(DESCRIPTION OF THE TASK) Copy every line from the material below that holds "Chapter".

(DATASET EXTRACT)
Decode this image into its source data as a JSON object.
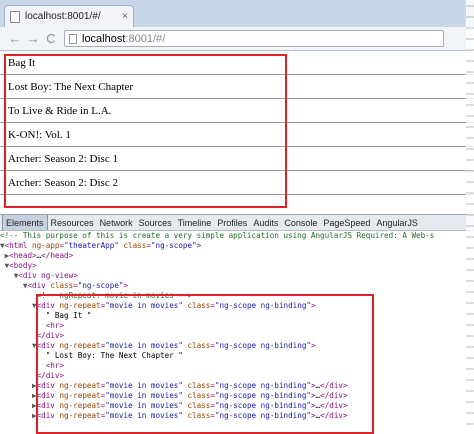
{
  "browser": {
    "tab_title": "localhost:8001/#/",
    "tab_close": "×",
    "back": "←",
    "forward": "→",
    "reload": "C",
    "url_host": "localhost",
    "url_rest": ":8001/#/"
  },
  "movies": [
    "Bag It",
    "Lost Boy: The Next Chapter",
    "To Live & Ride in L.A.",
    "K-ON!: Vol. 1",
    "Archer: Season 2: Disc 1",
    "Archer: Season 2: Disc 2"
  ],
  "devtools": {
    "tabs": [
      "Elements",
      "Resources",
      "Network",
      "Sources",
      "Timeline",
      "Profiles",
      "Audits",
      "Console",
      "PageSpeed",
      "AngularJS"
    ]
  },
  "code_lines": [
    "<!-- This purpose of this is create a very simple application using AngularJS Required: A Web-s",
    "▼<html ng-app=\"theaterApp\" class=\"ng-scope\">",
    " ▶<head>…</head>",
    " ▼<body>",
    "   ▼<div ng-view>",
    "     ▼<div class=\"ng-scope\">",
    "        <!-- ngRepeat: movie in movies -->",
    "       ▼<div ng-repeat=\"movie in movies\" class=\"ng-scope ng-binding\">",
    "          \" Bag It \"",
    "          <hr>",
    "        </div>",
    "       ▼<div ng-repeat=\"movie in movies\" class=\"ng-scope ng-binding\">",
    "          \" Lost Boy: The Next Chapter \"",
    "          <hr>",
    "        </div>",
    "       ▶<div ng-repeat=\"movie in movies\" class=\"ng-scope ng-binding\">…</div>",
    "       ▶<div ng-repeat=\"movie in movies\" class=\"ng-scope ng-binding\">…</div>",
    "       ▶<div ng-repeat=\"movie in movies\" class=\"ng-scope ng-binding\">…</div>",
    "       ▶<div ng-repeat=\"movie in movies\" class=\"ng-scope ng-binding\">…</div>"
  ]
}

(WRITTEN RESPONSE)
    "Lost Boy: The Next Chapter",
    "          \" Lost Boy: The Next Chapter \"",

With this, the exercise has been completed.